What I loved: The Mouse and his Child by Russell Hoban
The Mouse and his Child is a perfect book for the word-dreaming child. The tale of two tin wind-up mice in search of their own territory sings with incident, humour and emotion. At its heart is a story of family bonds that cannot be broken. And in Manny Rat the novel also has one of the most villainous figures in children’s fiction.
The Mouse and his Child is undergoing a revival – the Royal Shakespeare Company (who also created the musical Matilda), successfully staged the story in 2014/15. And now Faber has reissued the illustrated novel as part of their classics series – in a neat square-ish volume with bright gold-embossed lettering – not quite fifty years after it first appeared in 1967.
The novel begins around Christmas time in a toy store, where a cluster of toys wait for new homes and new futures. Soon the mouse and his child are bought, but before many years they are simply thrown away. You might say that there are echoes of The Mouse and his Child in Toy Story 3.
The pair endures the peaks and valleys of life on the road after a tramp winds them and sends them out into the world. They are raised high by a hawk and plunged deep into the mud of a pond. They ponder ‘the caws of art’ and what lies beyond the last visible dog. They meet a fortune-telling frog, a philosopher muskrat, warring ferrets, a bluejay that spreads the news like Twitter – and always at their heels is Manny Rat.
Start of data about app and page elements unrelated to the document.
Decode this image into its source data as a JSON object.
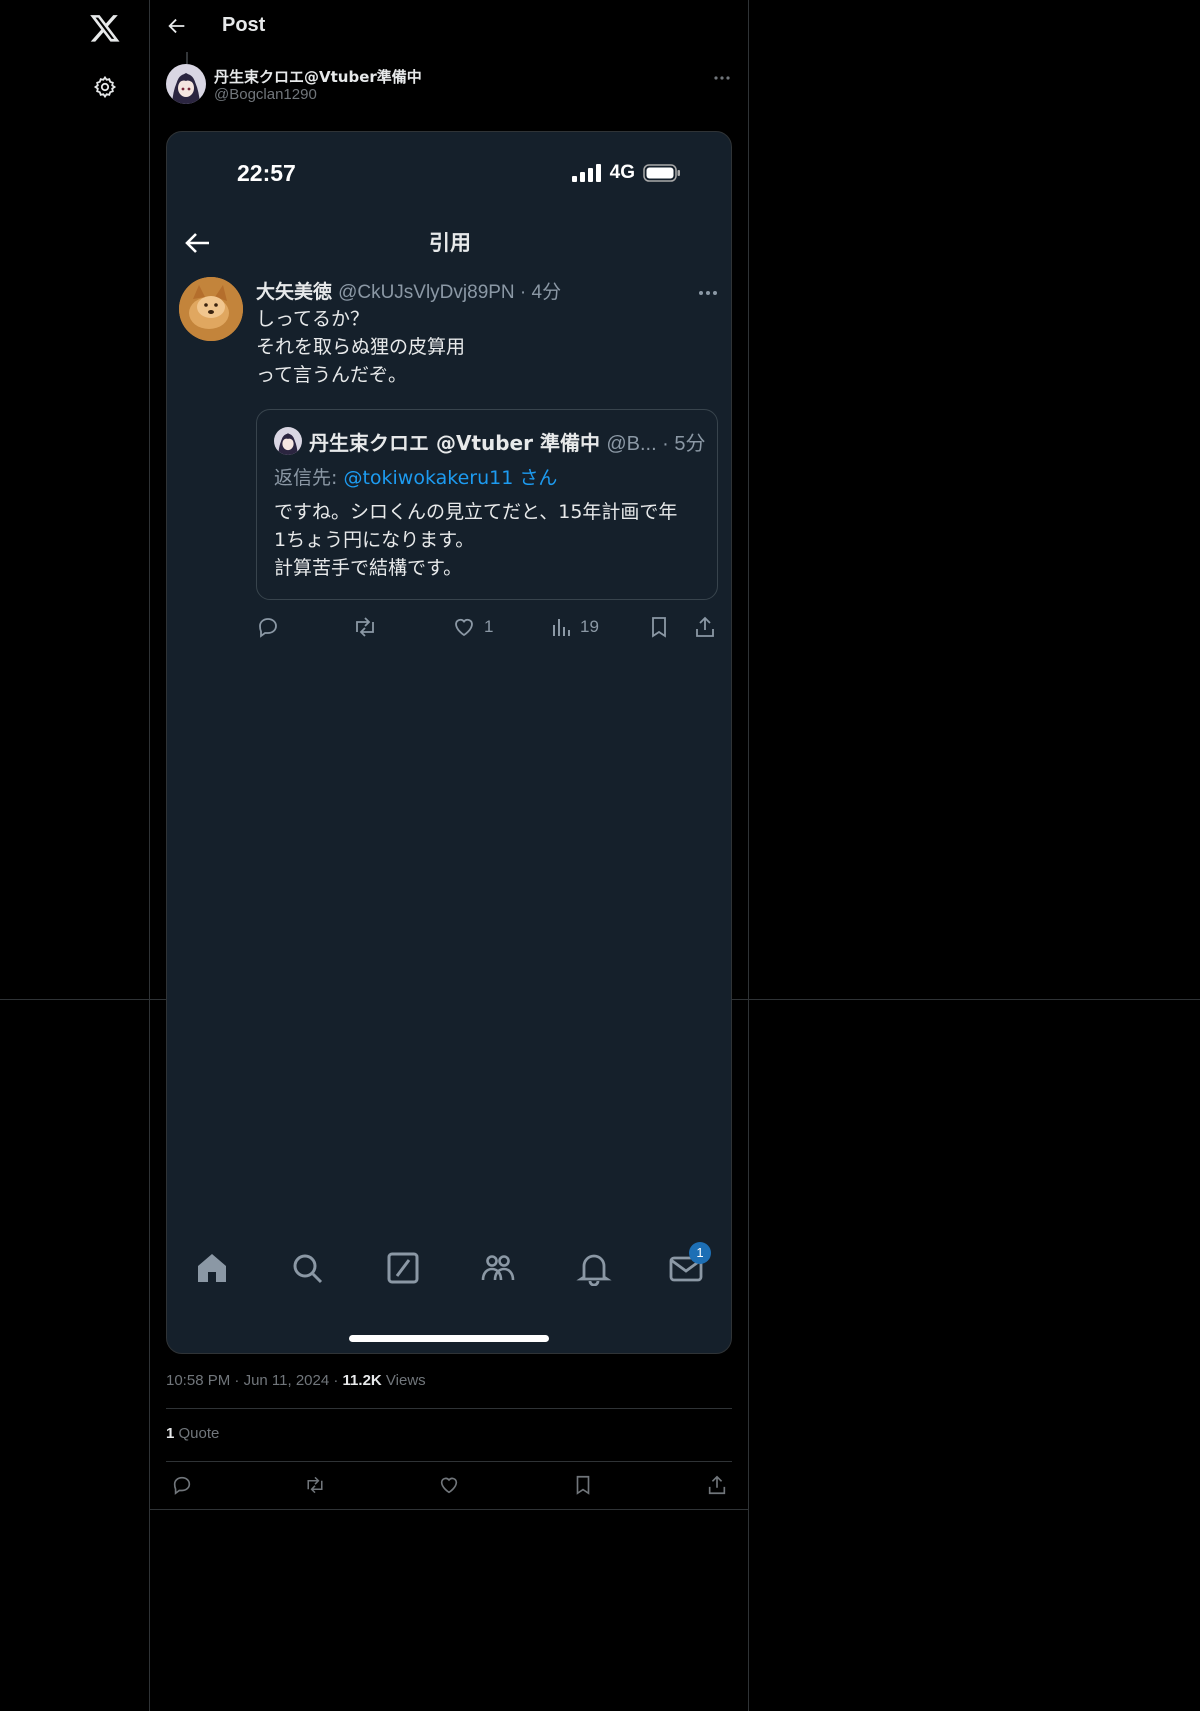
{
  "header": {
    "title": "Post"
  },
  "author": {
    "name": "丹生束クロエ@Vtuber準備中",
    "handle": "@Bogclan1290"
  },
  "screenshot": {
    "status": {
      "time": "22:57",
      "network": "4G"
    },
    "nav_title": "引用",
    "tweet": {
      "name": "大矢美徳",
      "handle_time": "@CkUJsVlyDvj89PN · 4分",
      "lines": [
        "しってるか？",
        "それを取らぬ狸の皮算用",
        "って言うんだぞ。"
      ]
    },
    "quoted": {
      "name": "丹生束クロエ @Vtuber 準備中",
      "handle_time": "@B... · 5分",
      "reply_prefix": "返信先: ",
      "reply_mention": "@tokiwokakeru11 さん",
      "lines": [
        "ですね。シロくんの見立てだと、15年計画で年",
        "1ちょう円になります。",
        "計算苦手で結構です。"
      ]
    },
    "actions": {
      "likes": "1",
      "views": "19"
    },
    "tab_badge": "1"
  },
  "meta": {
    "time": "10:58 PM",
    "date": "Jun 11, 2024",
    "views_count": "11.2K",
    "views_label": "Views"
  },
  "stats": {
    "quote_count": "1",
    "quote_label": "Quote"
  },
  "colors": {
    "background": "#000000",
    "dim_panel": "#15202b",
    "accent": "#1d9bf0",
    "muted": "#71767b"
  }
}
That The Mouse and his Child touches on deeper questions of identity, home and family only partly explains its enduring appeal. Perhaps it is the eccentric and playful wit balancing the more serious parts, or Lillian Hoban’s beautiful illustrations of the mouse and his child and the world they inhabit; part Wind in the Willows, part Thoreau. Or perhaps no equation can really measure the rich imagination at play here.
I met the late Russell Hoban in 1993 at the Perth Writers Festival. Before of an audience of hundreds Hoban produced from a small case the mouse and his child, wound them, and they danced and danced in a circle, the father lifting the child high in the air.
Mike Shuttleworth works as a bookseller at Readings Hawthorn.